When James Sherley, was notified earlier this year that his company Asymmetrex had been selected as one of the 50 Most Valuable Brands for the Year 2017 by The Silicon Review, he was not surprised as others might be. Sherley says, “I felt like we had been making good progress increasing Asymmetrex’s value, but this recognition by Silicon Valley was particularly meaningful. Our selection by The Silicon Review may seem odd to some, but it makes perfect sense to us. We are able to count adult tissue stem cells for the first time, how? By adapting and designing in silico computational simulation techniques to reveal previously unmeasured properties of adult tissue stem cells, like for instance their number!”

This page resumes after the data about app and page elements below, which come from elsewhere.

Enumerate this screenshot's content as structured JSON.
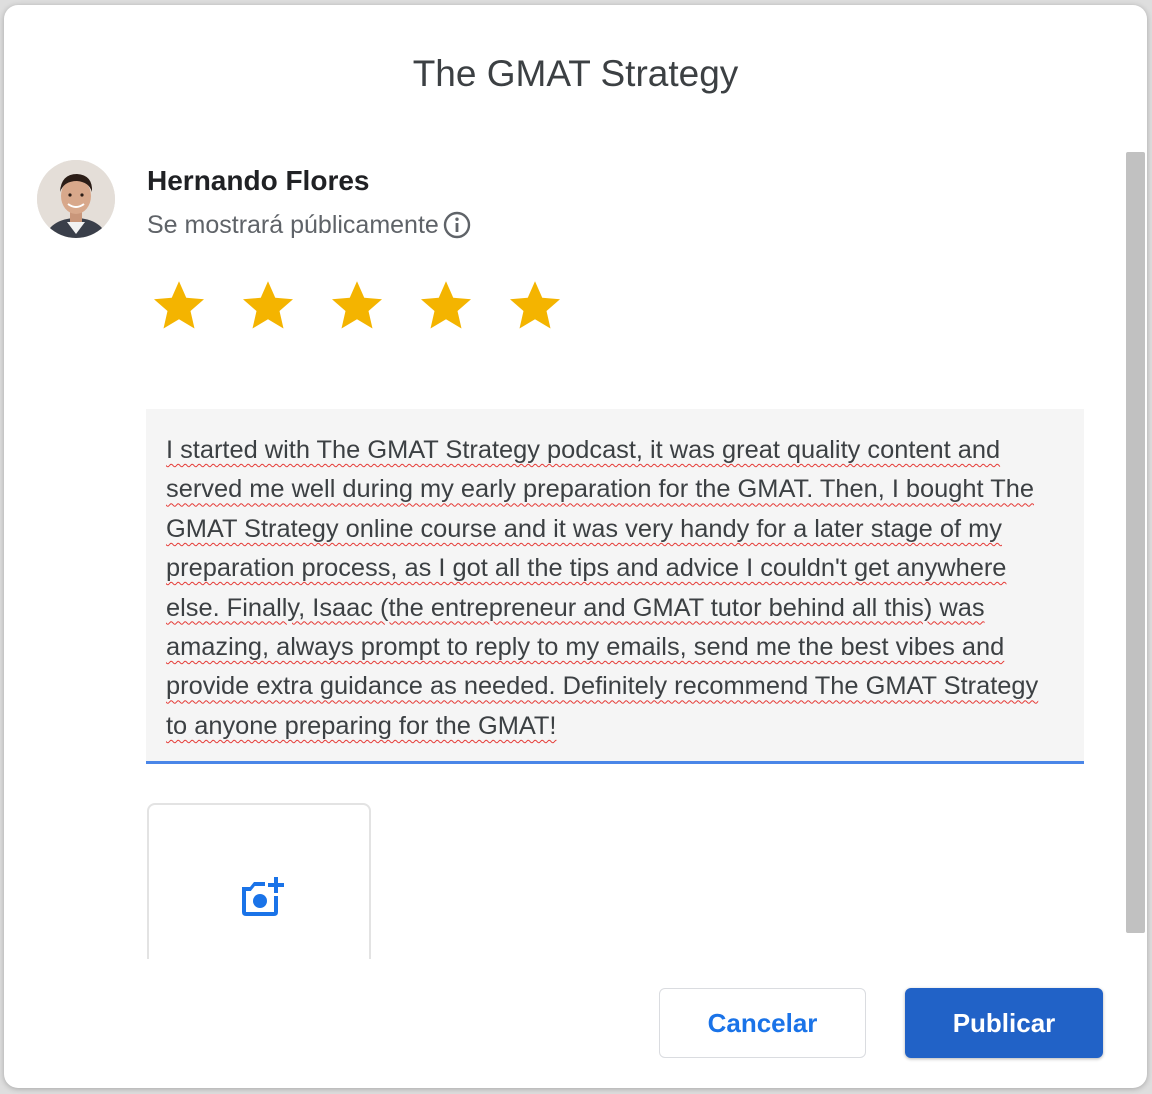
{
  "dialog": {
    "title": "The GMAT Strategy"
  },
  "user": {
    "name": "Hernando Flores",
    "visibility_note": "Se mostrará públicamente"
  },
  "rating": {
    "value": 5,
    "max": 5,
    "star_color": "#f4b400"
  },
  "review": {
    "text": "I started with The GMAT Strategy podcast, it was great quality content and served me well during my early preparation for the GMAT. Then, I bought The GMAT Strategy online course and it was very handy for a later stage of my preparation process, as I got all the tips and advice I couldn't get anywhere else. Finally, Isaac (the entrepreneur and GMAT tutor behind all this) was amazing, always prompt to reply to my emails, send me the best vibes and provide extra guidance as needed. Definitely recommend The GMAT Strategy to anyone preparing for the GMAT!"
  },
  "photo": {
    "icon": "add-photo-icon"
  },
  "actions": {
    "cancel_label": "Cancelar",
    "publish_label": "Publicar"
  },
  "colors": {
    "accent": "#2162c7",
    "link": "#1a73e8",
    "underline": "#4a86e8"
  }
}
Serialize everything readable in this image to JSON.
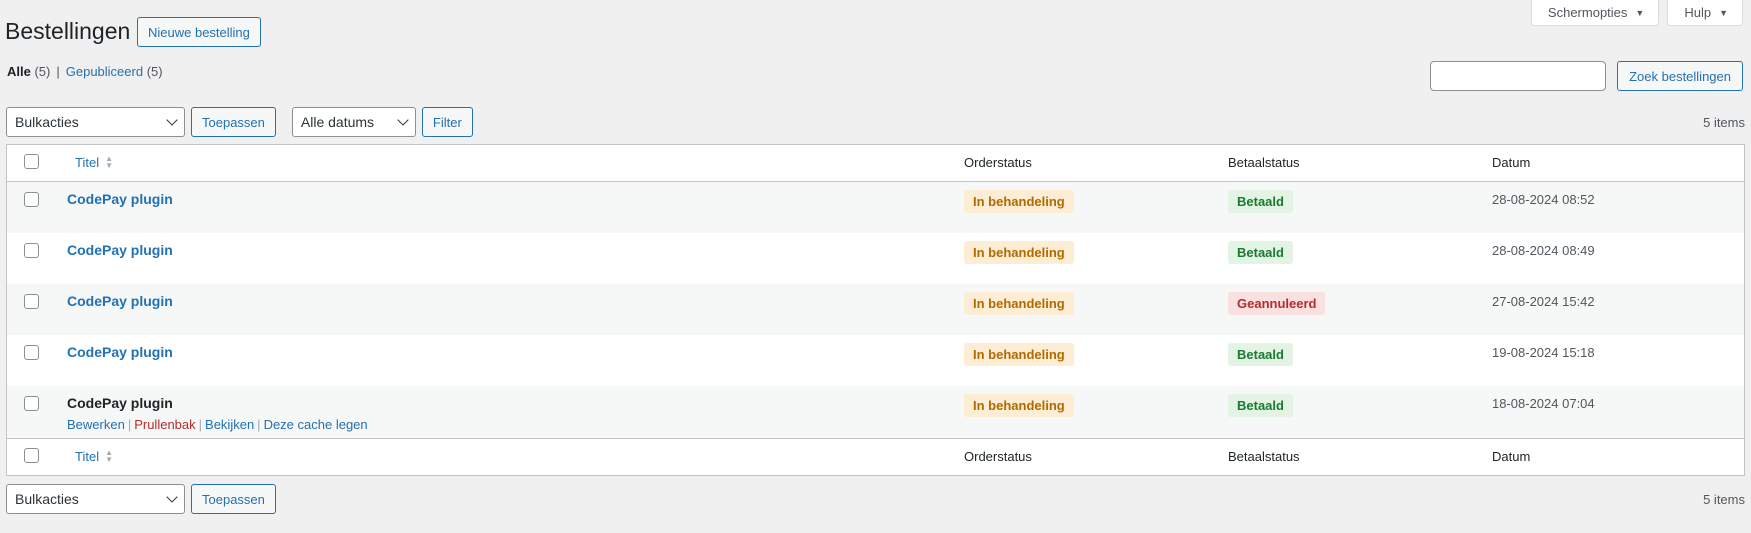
{
  "screen_options": {
    "screen_label": "Schermopties",
    "help_label": "Hulp"
  },
  "page": {
    "title": "Bestellingen",
    "add_new": "Nieuwe bestelling"
  },
  "views": {
    "all_label": "Alle",
    "all_count": "(5)",
    "separator": "|",
    "published_label": "Gepubliceerd",
    "published_count": "(5)"
  },
  "search": {
    "value": "",
    "button": "Zoek bestellingen"
  },
  "tablenav_top": {
    "bulk_action": "Bulkacties",
    "apply": "Toepassen",
    "date_filter": "Alle datums",
    "filter": "Filter",
    "items": "5 items"
  },
  "tablenav_bottom": {
    "bulk_action": "Bulkacties",
    "apply": "Toepassen",
    "items": "5 items"
  },
  "columns": {
    "title": "Titel",
    "order_status": "Orderstatus",
    "payment_status": "Betaalstatus",
    "date": "Datum"
  },
  "orders": [
    {
      "title": "CodePay plugin",
      "order_status": "In behandeling",
      "payment_status": "Betaald",
      "date": "28-08-2024 08:52"
    },
    {
      "title": "CodePay plugin",
      "order_status": "In behandeling",
      "payment_status": "Betaald",
      "date": "28-08-2024 08:49"
    },
    {
      "title": "CodePay plugin",
      "order_status": "In behandeling",
      "payment_status": "Geannuleerd",
      "date": "27-08-2024 15:42"
    },
    {
      "title": "CodePay plugin",
      "order_status": "In behandeling",
      "payment_status": "Betaald",
      "date": "19-08-2024 15:18"
    },
    {
      "title": "CodePay plugin",
      "order_status": "In behandeling",
      "payment_status": "Betaald",
      "date": "18-08-2024 07:04"
    }
  ],
  "row_actions": {
    "edit": "Bewerken",
    "trash": "Prullenbak",
    "view": "Bekijken",
    "clear_cache": "Deze cache legen",
    "separator": "|"
  },
  "colors": {
    "link": "#2271b1",
    "processing_bg": "#fcedd4",
    "paid_bg": "#e3f4e5",
    "cancelled_bg": "#fbe0e0"
  }
}
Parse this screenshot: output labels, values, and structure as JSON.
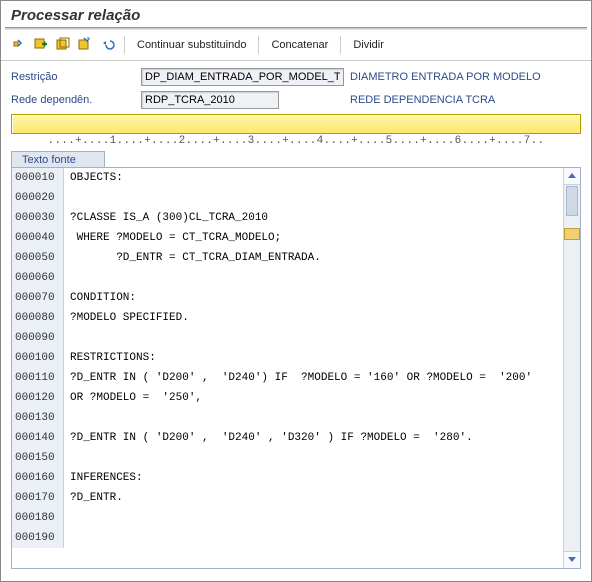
{
  "title": "Processar relação",
  "toolbar": {
    "btn_continue": "Continuar substituindo",
    "btn_concat": "Concatenar",
    "btn_split": "Dividir"
  },
  "form": {
    "restricao_label": "Restrição",
    "restricao_value": "DP_DIAM_ENTRADA_POR_MODEL_TCRA",
    "restricao_desc": "DIAMETRO ENTRADA POR MODELO",
    "rede_label": "Rede dependên.",
    "rede_value": "RDP_TCRA_2010",
    "rede_desc": "REDE DEPENDENCIA TCRA"
  },
  "ruler": "     ....+....1....+....2....+....3....+....4....+....5....+....6....+....7..",
  "section_tab": "Texto fonte",
  "code": [
    {
      "n": "000010",
      "t": "OBJECTS:"
    },
    {
      "n": "000020",
      "t": ""
    },
    {
      "n": "000030",
      "t": "?CLASSE IS_A (300)CL_TCRA_2010"
    },
    {
      "n": "000040",
      "t": " WHERE ?MODELO = CT_TCRA_MODELO;"
    },
    {
      "n": "000050",
      "t": "       ?D_ENTR = CT_TCRA_DIAM_ENTRADA."
    },
    {
      "n": "000060",
      "t": ""
    },
    {
      "n": "000070",
      "t": "CONDITION:"
    },
    {
      "n": "000080",
      "t": "?MODELO SPECIFIED."
    },
    {
      "n": "000090",
      "t": ""
    },
    {
      "n": "000100",
      "t": "RESTRICTIONS:"
    },
    {
      "n": "000110",
      "t": "?D_ENTR IN ( 'D200' ,  'D240') IF  ?MODELO = '160' OR ?MODELO =  '200'"
    },
    {
      "n": "000120",
      "t": "OR ?MODELO =  '250',"
    },
    {
      "n": "000130",
      "t": ""
    },
    {
      "n": "000140",
      "t": "?D_ENTR IN ( 'D200' ,  'D240' , 'D320' ) IF ?MODELO =  '280'."
    },
    {
      "n": "000150",
      "t": ""
    },
    {
      "n": "000160",
      "t": "INFERENCES:"
    },
    {
      "n": "000170",
      "t": "?D_ENTR."
    },
    {
      "n": "000180",
      "t": ""
    },
    {
      "n": "000190",
      "t": ""
    }
  ]
}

Sherley had a theoretical concept for counting tissue stem cells since before he and his collaborators published a 2001 seminal report explaining how the culture of human tissue cells depends on the unique cell production abilities of tissue stem cells. However, implementing and testing his concept would require enlisting computational modeling expertise. Although Sherley was a professor at MIT, during his time there from 1998 to 2007, he was able to entice only one computer science graduate student to work with him on the idea as a half-semester interdisciplinary experience project.
Then Sherley met Frank Abdi, Ph.D. at a biology-mesomechanics integrative conference in Vicenza, Italy in 2011. Abdi is the founder and chief scientist at AlphaSTAR Corporation, a leading global consulting company in the aircraft and aerospace industry. In AlphaSTAR, Abdi had developed an award-winning, proprietary suite of statistical computational software for simulating the complex behavior of composite materials in high mechanical stress crafts like airplanes, racing cars, and space shuttles. Abdi had a long-standing interest in applying these malleable computational tools to problems in medicine. So, it did not take long for Abdi and Sherley to recognize that they were the ideal team to advance Sherley’s computational tissue stem cell counting concept to practical use.
With other AlphaSTAR staff, the two began by translating Sherley’s biological models into computational code. When Asymmetrex was formed in 2013, the two companies added staff and resources to accelerate their efforts to develop and validate the new counting approach. By the middle of 2016, they had completed development of the AlphaSTEM Test, a working software program validated for counting tissue stem cells in human lung, bone marrow, liver, and amniotic fluid, as well as for detecting tissue stem cell-active compounds like drug candidates. The data input required for the AlphaSTEM Test is easily obtained total cell count data from serial culture of dissociated human tissue cells.
Asymmetrex now markets the AlphaSTEM Test with the computing support of AlphaSTAR. Before the AlphaSTEM Test, there was no method available for counting adult tissue stem cells specifically. Now, it is possible to count tissue stem cells in experiments in research labs; to determine the dose of stem cells in approved stem cell therapies; to determine the quality and dose of stem cells used in private stem cell clinic treatments; to determine stem cell dose for better interpretation of stem cell clinical trial results; to monitor and optimize biomanufacturing processes for therapeutic tissue stem cells; to determine the dose of genetically-engineered stem cells in gene and gene editing therapies; to have earlier screening for stem cell-toxic drugs that fail in clinical trials because of chronic organ failure; to identify environmental toxicants that alter tissue stem cells; and to identify compounds that improve health by positive effects on tissue stem cells.
The many benefits that will flow from now being able to address these many waiting unmet needs and markets are the basis for The Silicon Review’s recognition of Asymmetrex’s high value in 2017 and beyond.
Asymmetrex, LLC is a Massachusetts life sciences company with a focus on developing technologies to advance stem cell medicine. Asymmetrex’s founder and director, James L. Sherley, M.D., Ph.D. is an internationally recognized expert on the unique properties of adult tissue stem cells. The company’s patent portfolio contains biotechnologies that solve the two main technical problems – production and quantification – that have stood in the way of successful commercialization of human adult tissue stem cells for regenerative medicine and drug development. In addition, the portfolio includes novel technologies for isolating cancer stem cells and producing induced pluripotent stem cells for disease research purposes. Currently, Asymmetrex’s focus is employing its technological advantages to develop and market facile methods for monitoring adult stem cell number and function in stem cell transplantation treatments and in pre-clinical assays for drug safety.